First note the percentage above each grass box: this indicates the percentage of variation in each grass group that the model explains. Notice that the post-treatment model explains more variation in each group than the pre-treatment model, and this is mostly due to the fact that the post-treatment side of the model represents a second measurement event, which strengthens our confidence. Next notice that in the pre-treatment world, we found significant negative relationships only between trees and the perennial grasses, but not cheatgrass. Now notice in the post-treatment model, that tree removal caused a significant increase in early spring water (as indicated by the solid black line), which in turn caused an increase in both perennial tall grasses and cheatgrass. Interestingly, perennial short grass cover actually went down slightly with tree removal. Finally, notice that tree removal also was related directly to perennial tall grass and cheatgrass – this is the variation in plant cover not explained by soil water, and indicates that soil water increases only partly explained plant response, as reflected in the data. We can now go one step further than authors could go in the two univariate papers, and now say that vegetation response to tree removal was due in part to increases in available soil water.
Science can be a messy process, especially when you embark on the analysis of comprehensive, multi-site, mixed-gradient, multivariate, long-term data sets like that from SageSTEP. But with careful thought and persistence, sometimes we can nail things down with more confidence.
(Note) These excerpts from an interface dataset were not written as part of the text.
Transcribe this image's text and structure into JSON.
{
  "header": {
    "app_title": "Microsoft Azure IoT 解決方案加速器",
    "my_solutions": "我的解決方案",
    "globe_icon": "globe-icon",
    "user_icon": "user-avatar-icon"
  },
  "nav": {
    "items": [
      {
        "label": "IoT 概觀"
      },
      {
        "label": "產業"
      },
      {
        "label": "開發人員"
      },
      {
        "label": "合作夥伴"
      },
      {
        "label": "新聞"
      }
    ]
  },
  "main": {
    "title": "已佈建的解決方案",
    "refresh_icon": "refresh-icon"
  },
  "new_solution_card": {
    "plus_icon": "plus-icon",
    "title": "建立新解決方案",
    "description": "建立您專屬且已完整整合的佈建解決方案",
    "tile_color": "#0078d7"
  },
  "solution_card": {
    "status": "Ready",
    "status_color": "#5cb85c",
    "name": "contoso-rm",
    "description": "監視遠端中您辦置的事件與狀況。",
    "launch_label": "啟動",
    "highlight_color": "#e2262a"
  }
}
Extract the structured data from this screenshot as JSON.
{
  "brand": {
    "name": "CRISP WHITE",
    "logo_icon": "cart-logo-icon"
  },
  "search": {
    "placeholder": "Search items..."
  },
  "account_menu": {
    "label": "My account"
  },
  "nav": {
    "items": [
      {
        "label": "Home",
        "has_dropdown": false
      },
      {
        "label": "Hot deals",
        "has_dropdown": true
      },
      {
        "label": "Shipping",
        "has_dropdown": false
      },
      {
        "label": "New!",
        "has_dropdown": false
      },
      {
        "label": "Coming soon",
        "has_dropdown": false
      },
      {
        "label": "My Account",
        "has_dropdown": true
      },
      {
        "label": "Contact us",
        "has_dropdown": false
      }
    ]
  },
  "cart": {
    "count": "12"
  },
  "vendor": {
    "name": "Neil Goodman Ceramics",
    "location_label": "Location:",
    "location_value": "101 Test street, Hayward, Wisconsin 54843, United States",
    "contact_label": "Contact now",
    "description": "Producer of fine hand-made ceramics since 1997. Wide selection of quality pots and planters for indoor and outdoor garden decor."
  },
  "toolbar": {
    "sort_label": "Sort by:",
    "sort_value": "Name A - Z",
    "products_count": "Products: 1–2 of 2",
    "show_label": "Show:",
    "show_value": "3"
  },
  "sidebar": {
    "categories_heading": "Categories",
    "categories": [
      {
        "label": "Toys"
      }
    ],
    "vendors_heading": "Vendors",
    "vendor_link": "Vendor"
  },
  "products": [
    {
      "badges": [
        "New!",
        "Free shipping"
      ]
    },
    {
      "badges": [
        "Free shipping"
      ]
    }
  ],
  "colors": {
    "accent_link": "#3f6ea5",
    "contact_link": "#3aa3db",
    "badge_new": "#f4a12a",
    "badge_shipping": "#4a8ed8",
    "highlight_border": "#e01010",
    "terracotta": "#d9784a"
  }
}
Hopefully, the extensive univariate analyses that are currently being done, will increasingly be bolstered by the multivariate analyses that can offer cause and effect insight on the processes that govern vegetation growth and recovery in sagebrush steppe.
Dpt. Fisheries & Wildlife
Oregon State University
Corvallis, OR 97330
GB Rangelands Research
USDA Ag. Res. Service
Reno, NV 89512
(775) 784-6057 ext. 233